We have become a society of victims. We are too shortsighted to recognize that we become victims of our own foolishness.
Most veterinarians will tell you that the best way to keep your shelter animals health is to keep your animal population low. In today’s world of No Kill, people don’t want you to euthanize any animal, even aggressive animals, if you have open cage space.
Some foolish States created laws preventing the euthanasia of shelter animals if open cage space is available. The people creating those laws did not have the common sense to understand that open cage space is necessary to provide for incoming animals. Without open cage space, every new animal intake would create a crisis: do you force the doubling of animals in cages or quickly euthanize an animal to make space on every intake?
Maintaining an animal shelter at full capacity creates stress on the animals. Animals under stress are more likely to get sick. A shelter full of sick animals is a shelter’s worst nightmare.
Even shelter maintaining the proper population balance will hit a crisis when animals are dumped on them from natural disasters or hoarding cases. Usually longer holding periods will be required during natural disasters in hope of the pet’s owner returning home. Hoarding cases often require holding periods to get the owner through the court process; these holding periods could easily exceed months.
The business of animal sheltering frequently forces shelter management to move from one crisis to another. When tough decisions are made to manage the overpopulation at an animal shelter, the No Kill folks will be first to criticize the those decision when they see an empty cage.
One of the nice things about Hurricanes is that you see them coming. But, in spite of the advanced notice of its arrival, we see emergency personnel rescuing pets that were abandoned by their owners who had evaluated.

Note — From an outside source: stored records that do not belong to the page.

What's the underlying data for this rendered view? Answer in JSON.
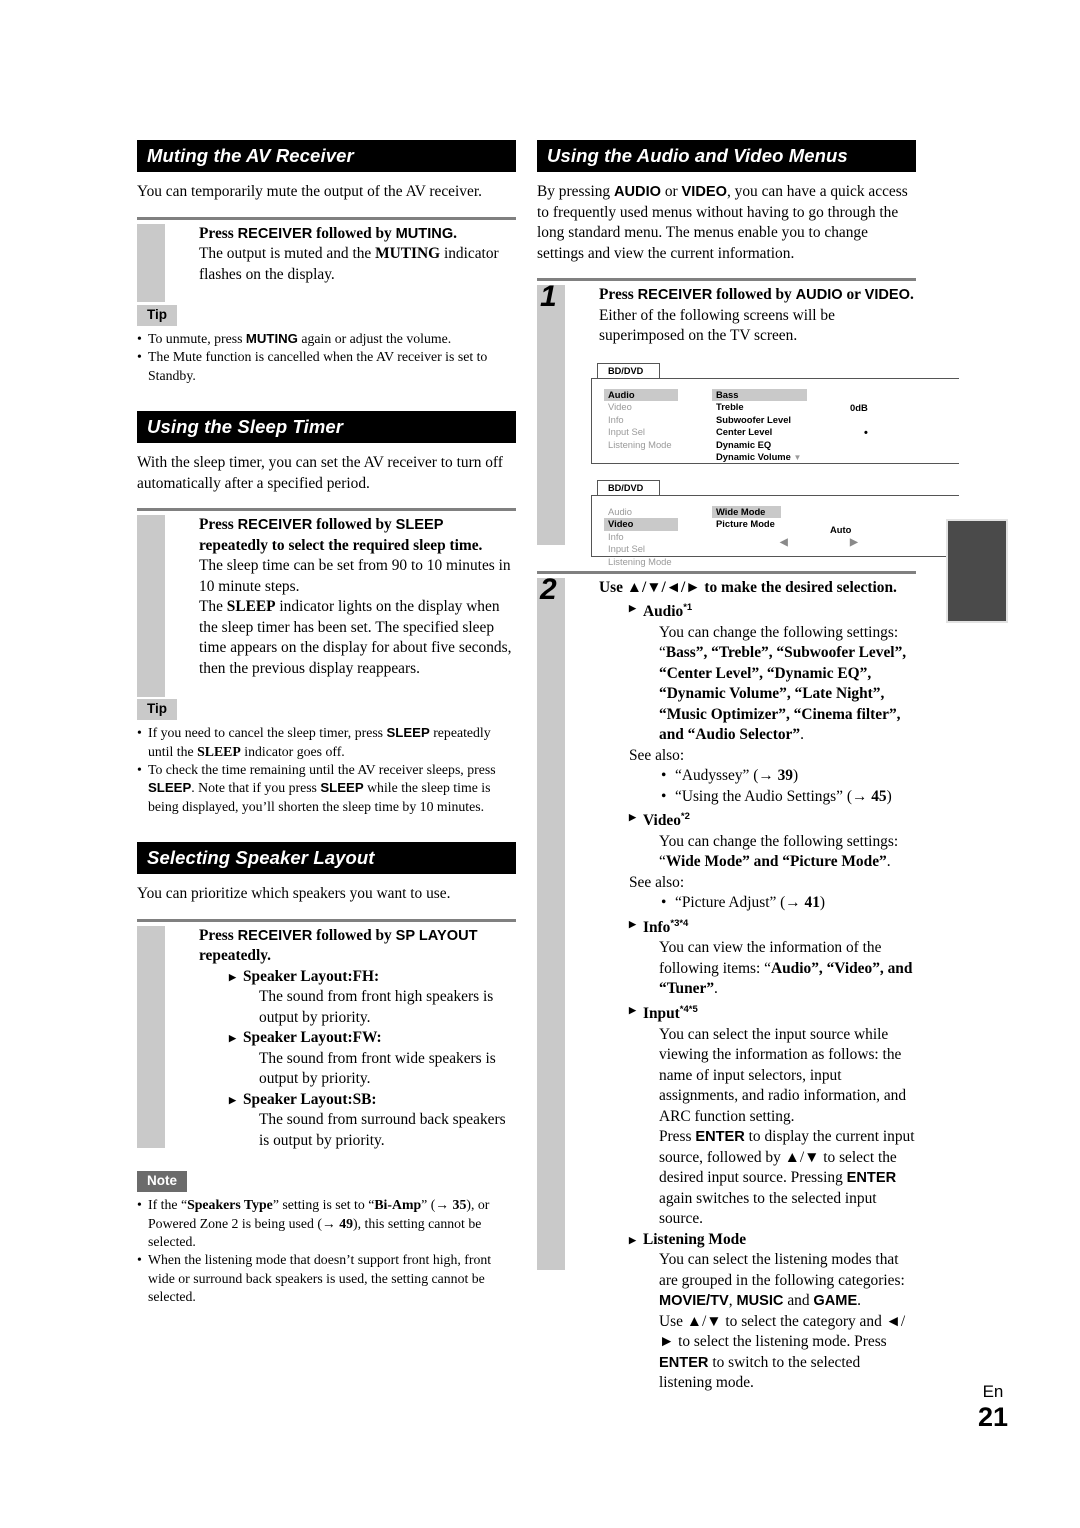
{
  "page": {
    "language_label": "En",
    "number": "21"
  },
  "left_column": {
    "muting": {
      "heading": "Muting the AV Receiver",
      "intro": "You can temporarily mute the output of the AV receiver.",
      "step_title_pre": "Press ",
      "step_key1": "RECEIVER",
      "step_mid": " followed by ",
      "step_key2": "MUTING",
      "step_end": ".",
      "step_body_a": "The output is muted and the ",
      "step_body_key": "MUTING",
      "step_body_b": " indicator flashes on the display.",
      "tip_label": "Tip",
      "tips": [
        {
          "a": "To unmute, press ",
          "key": "MUTING",
          "b": " again or adjust the volume."
        },
        {
          "a": "The Mute function is cancelled when the AV receiver is set to Standby.",
          "key": "",
          "b": ""
        }
      ]
    },
    "sleep": {
      "heading": "Using the Sleep Timer",
      "intro": "With the sleep timer, you can set the AV receiver to turn off automatically after a specified period.",
      "step_title_pre": "Press ",
      "step_key1": "RECEIVER",
      "step_mid": " followed by ",
      "step_key2": "SLEEP",
      "step_title_post": " repeatedly to select the required sleep time.",
      "body_p1": "The sleep time can be set from 90 to 10 minutes in 10 minute steps.",
      "body_p2_a": "The ",
      "body_p2_key": "SLEEP",
      "body_p2_b": " indicator lights on the display when the sleep timer has been set. The specified sleep time appears on the display for about five seconds, then the previous display reappears.",
      "tip_label": "Tip",
      "tip1_a": "If you need to cancel the sleep timer, press ",
      "tip1_key1": "SLEEP",
      "tip1_b": " repeatedly until the ",
      "tip1_key2": "SLEEP",
      "tip1_c": " indicator goes off.",
      "tip2_a": "To check the time remaining until the AV receiver sleeps, press ",
      "tip2_key1": "SLEEP",
      "tip2_b": ". Note that if you press ",
      "tip2_key2": "SLEEP",
      "tip2_c": " while the sleep time is being displayed, you’ll shorten the sleep time by 10 minutes."
    },
    "speaker_layout": {
      "heading": "Selecting Speaker Layout",
      "intro": "You can prioritize which speakers you want to use.",
      "step_title_pre": "Press ",
      "step_key1": "RECEIVER",
      "step_mid": " followed by ",
      "step_key2": "SP LAYOUT",
      "step_title_post": " repeatedly.",
      "items": [
        {
          "label": "Speaker Layout:FH:",
          "text": "The sound from front high speakers is output by priority."
        },
        {
          "label": "Speaker Layout:FW:",
          "text": "The sound from front wide speakers is output by priority."
        },
        {
          "label": "Speaker Layout:SB:",
          "text": "The sound from surround back speakers is output by priority."
        }
      ],
      "note_label": "Note",
      "note1_a": "If the “",
      "note1_b1": "Speakers Type",
      "note1_b": "” setting is set to “",
      "note1_b2": "Bi-Amp",
      "note1_c": "” (→ ",
      "note1_p1": "35",
      "note1_d": "), or Powered Zone 2 is being used (→ ",
      "note1_p2": "49",
      "note1_e": "), this setting cannot be selected.",
      "note2": "When the listening mode that doesn’t support front high, front wide or surround back speakers is used, the setting cannot be selected."
    }
  },
  "right_column": {
    "av_menus": {
      "heading": "Using the Audio and Video Menus",
      "intro_a": "By pressing ",
      "intro_key1": "AUDIO",
      "intro_b": " or ",
      "intro_key2": "VIDEO",
      "intro_c": ", you can have a quick access to frequently used menus without having to go through the long standard menu. The menus enable you to change settings and view the current information.",
      "step1_num": "1",
      "step1_title_pre": "Press ",
      "step1_key1": "RECEIVER",
      "step1_mid": " followed by ",
      "step1_key2": "AUDIO",
      "step1_or": " or ",
      "step1_key3": "VIDEO",
      "step1_end": ".",
      "step1_body": "Either of the following screens will be superimposed on the TV screen.",
      "osd_audio": {
        "tab": "BD/DVD",
        "menu": [
          "Audio",
          "Video",
          "Info",
          "Input Sel",
          "Listening Mode"
        ],
        "selected_menu": "Audio",
        "submenu": [
          "Bass",
          "Treble",
          "Subwoofer Level",
          "Center Level",
          "Dynamic EQ",
          "Dynamic Volume"
        ],
        "selected_submenu": "Bass",
        "value_db": "0dB",
        "value_dot": "•",
        "scroll_icon": "triangle-down-icon"
      },
      "osd_video": {
        "tab": "BD/DVD",
        "menu": [
          "Audio",
          "Video",
          "Info",
          "Input Sel",
          "Listening Mode"
        ],
        "selected_menu": "Video",
        "submenu": [
          "Wide Mode",
          "Picture Mode"
        ],
        "selected_submenu": "Wide Mode",
        "value": "Auto",
        "left_icon": "triangle-left-icon",
        "right_icon": "triangle-right-icon"
      },
      "step2_num": "2",
      "step2_title": "Use ▲/▼/◄/► to make the desired selection.",
      "audio": {
        "label": "Audio",
        "sup": "*1",
        "text_a": "You can change the following settings: “",
        "settings": "Bass”, “Treble”, “Subwoofer Level”, “Center Level”, “Dynamic EQ”, “Dynamic Volume”, “Late Night”, “Music Optimizer”, “Cinema filter”, and “Audio Selector”",
        "text_b": ".",
        "see_also": "See also:",
        "links": [
          {
            "text": "“Audyssey” (→ ",
            "page": "39",
            "tail": ")"
          },
          {
            "text": "“Using the Audio Settings” (→ ",
            "page": "45",
            "tail": ")"
          }
        ]
      },
      "video": {
        "label": "Video",
        "sup": "*2",
        "text_a": "You can change the following settings: “",
        "settings": "Wide Mode” and “Picture Mode”",
        "text_b": ".",
        "see_also": "See also:",
        "links": [
          {
            "text": "“Picture Adjust” (→ ",
            "page": "41",
            "tail": ")"
          }
        ]
      },
      "info": {
        "label": "Info",
        "sup": "*3*4",
        "text_a": "You can view the information of the following items: “",
        "items": "Audio”, “Video”, and “Tuner”",
        "text_b": "."
      },
      "input": {
        "label": "Input",
        "sup": "*4*5",
        "p1": "You can select the input source while viewing the information as follows: the name of input selectors, input assignments, and radio information, and ARC function setting.",
        "p2_a": "Press ",
        "p2_key1": "ENTER",
        "p2_b": " to display the current input source, followed by ▲/▼ to select the desired input source. Pressing ",
        "p2_key2": "ENTER",
        "p2_c": " again switches to the selected input source."
      },
      "listening_mode": {
        "label": "Listening Mode",
        "p1_a": "You can select the listening modes that are grouped in the following categories: ",
        "cat1": "MOVIE/TV",
        "p1_b": ", ",
        "cat2": "MUSIC",
        "p1_c": " and ",
        "cat3": "GAME",
        "p1_d": ".",
        "p2_a": "Use ▲/▼ to select the category and ◄/► to select the listening mode. Press ",
        "p2_key": "ENTER",
        "p2_b": " to switch to the selected listening mode."
      }
    }
  }
}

This is clear evidence that the pet’s owners had no emergency plan.
Emergency plans are pretty simple, you plan early and you plan for your pets. With all of the websites available to assist pet owners in making a plan, there is no excuse. Disasters are rough on pets, especially the ones who have been left behind.